Report Lists RWC Transport Lessons
One of the Auckland Council’s main stated objectives with the RWC was to “make public transport use a habit.”
A 250-page external consultants’ report for Auckland Council on the RWC released this afternoon reveals that public transport patronage was not as high as the 50% level expected – but was consistent (37-45%) across the time of the tournament.
The evaluation has been undertaken by independent external consultants but has been “combined with internal council assessments.” The report also reveals that only 8.9% of Auckland businesses surveyed felt the RWC had been worthwhile (every taxi driver I have had since has been scathing of how badly they did and I have been to restaurants where they say up to 60% of business dropped off, especially because of the popularity of the Party Central area of the Viaduct and Wynyard Quarter).
And the report reveals that for opening night, having extra buses as a contingency was considered. AT and Rugby asked the government to declare the Friday a teacher-only day to free up school buses but were turned down. They couldn’t source additional buses but on planning considered they had enough for the expected numbers.
The report outlines the lessons learnt with transport.
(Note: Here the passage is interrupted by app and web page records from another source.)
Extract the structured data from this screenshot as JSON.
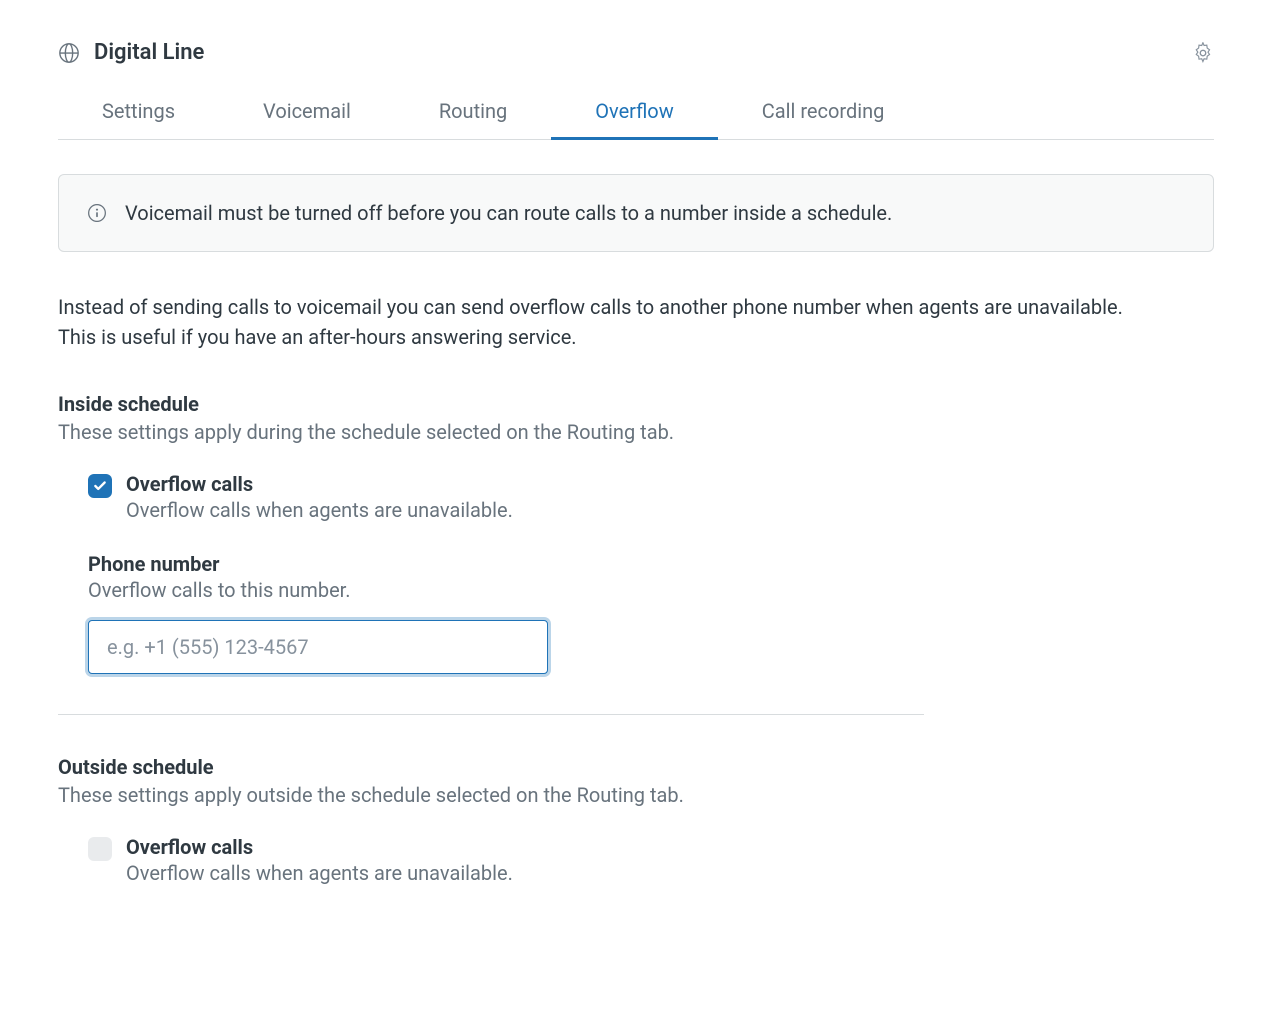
{
  "header": {
    "title": "Digital Line"
  },
  "tabs": [
    {
      "label": "Settings",
      "active": false
    },
    {
      "label": "Voicemail",
      "active": false
    },
    {
      "label": "Routing",
      "active": false
    },
    {
      "label": "Overflow",
      "active": true
    },
    {
      "label": "Call recording",
      "active": false
    }
  ],
  "banner": {
    "text": "Voicemail must be turned off before you can route calls to a number inside a schedule."
  },
  "description": "Instead of sending calls to voicemail you can send overflow calls to another phone number when agents are unavailable. This is useful if you have an after-hours answering service.",
  "inside": {
    "title": "Inside schedule",
    "subtitle": "These settings apply during the schedule selected on the Routing tab.",
    "overflow_label": "Overflow calls",
    "overflow_desc": "Overflow calls when agents are unavailable.",
    "phone_label": "Phone number",
    "phone_desc": "Overflow calls to this number.",
    "phone_placeholder": "e.g. +1 (555) 123-4567",
    "phone_value": ""
  },
  "outside": {
    "title": "Outside schedule",
    "subtitle": "These settings apply outside the schedule selected on the Routing tab.",
    "overflow_label": "Overflow calls",
    "overflow_desc": "Overflow calls when agents are unavailable."
  }
}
- The size of the RWC team was based on ARTA’s previous PT responsibilities and didn;t consider the extra bobligations that came because of all traffic and transport operations being centralised with AT. In future the team needs to be “fluid and appropriate to the magnitiude of the event.” A consistent approach is needed across all areas of the organisation and event promoters need event guidelines which need to be developed showing the level of PT required.
- Events where attendance is greater than 15,000 need the sort of special event bus service operated and the buses should continue until the crowd is cleared.
- Staffing levels and infrastructure implemented for the 3 stations should be maintained for future Eden Park events. Efficient corralling of commuters post-match was important for efficient station management.
- Given the numbers using Grafton station, it might be better to run express services between Britomart and Kingsland.
- When Manukau rail starts, the Manukau special event bus service should be discontinued
- Temporary signage at bus stops should be improve to clearly show which services are leaving for which bay.
- AT should set up their own bank of transport ambassadors and train them for specific transport roles.
- Changes to the bus hub at Eden Park are needed to facilitate a smoother and safer operation, including control crowd fencing, a pedestrian crossing, electronic signage and using Sandringham Rd for the return trip of buses.
- New North Rd should remain open until kick off then be closed if needed for safety. But water filled barriers are needed rather than traffic cones for the closure and warnings posted four days before an event.
- AT should install permanent “sleeves” in the ground at each road closure point for Eden Park for the installation of temporary bollards on match days.
- Improvements are needed to the process for advising residents of their correct entry point for parking and Eden Park should develop a clearly ideintifiable accreditation for authorised vehicles to reduce delays at checkpoints. Parking signage needs reviewing.
- An audit of the mobility parking scheme at large events will determine if there is any misuse of the scheme.
- More taxi ranks are required and taxis should be stopped from enterting Central Ave. St Lukes should be used for coach parking.
- Special event buses should continue for North Harbour events.
The report revisits the troubled opening night.
It says transport planning was based on the expectation at least 50% of the crowd would use PT. PT usage for public events does not usually exceed 30% and is based on a modal split of 10% ferry, 70% bus and 20% rail.
Having extra buses as a contingency was considered. AT and Rugby asked the government to declare the Friday a teacher-only day to free up school buses but were turned down. They couldn’t source additional buses but on planning considered they had enough for the expected numbers.
The planning was also based on the majority of the crowd leaving the Fanzone at the end of the march.
The report estimated 120,000 to 150,000 attended the fanzone and CBD – not the 200,000 earlier thrown around.
Apart from the opening night fiasco, the report says the rail operations “generally worked well” with on average rail patronage to matches being around 10,000 passengers while the return was 12-14,000 because of people walking to the venue.
On the plus side: corralling of pedestrians at Kingsland and Morningside stations worked well and the track crossover installed west of Morningside sped up operations.
Rail patronage on non-match days operated at slightly higher than normal and as the tournament progressed, higher than normal for Sylvia Park and Onehunga where extra buses were needed.
The report notes the issues were also covered in the earlier independent report commissioned by AT.
After the RWC, that independent report commissioned by Auckland Transport and conducted by law firm Meredith Connell blamed the opening night fiasco on the event organisers for their appalling predictions.
It confirms event organisers had predicted up to 50,000 would attend the waterfront celebrations and Auckland Transport put in contingency for a worst case scenario of 100,000.
On the business side, only 8.9% of Auckland businesses surveyed felt they benefited.
Auckland Council CEO Doug McKay acknowledges that the report “shows a number of Auckland businesses don’t believe they have benefited directly from RWC and it suggests this is because benefits have been been spread evenly. We need to understand better the learnings here for next time.”
You do. And it’s time the authorities stop issuing made up inflated predictions for how much financially Auckland will benefit from big events. It’s been proven a false science, like those who estimated the attendance numbers for the opening night event.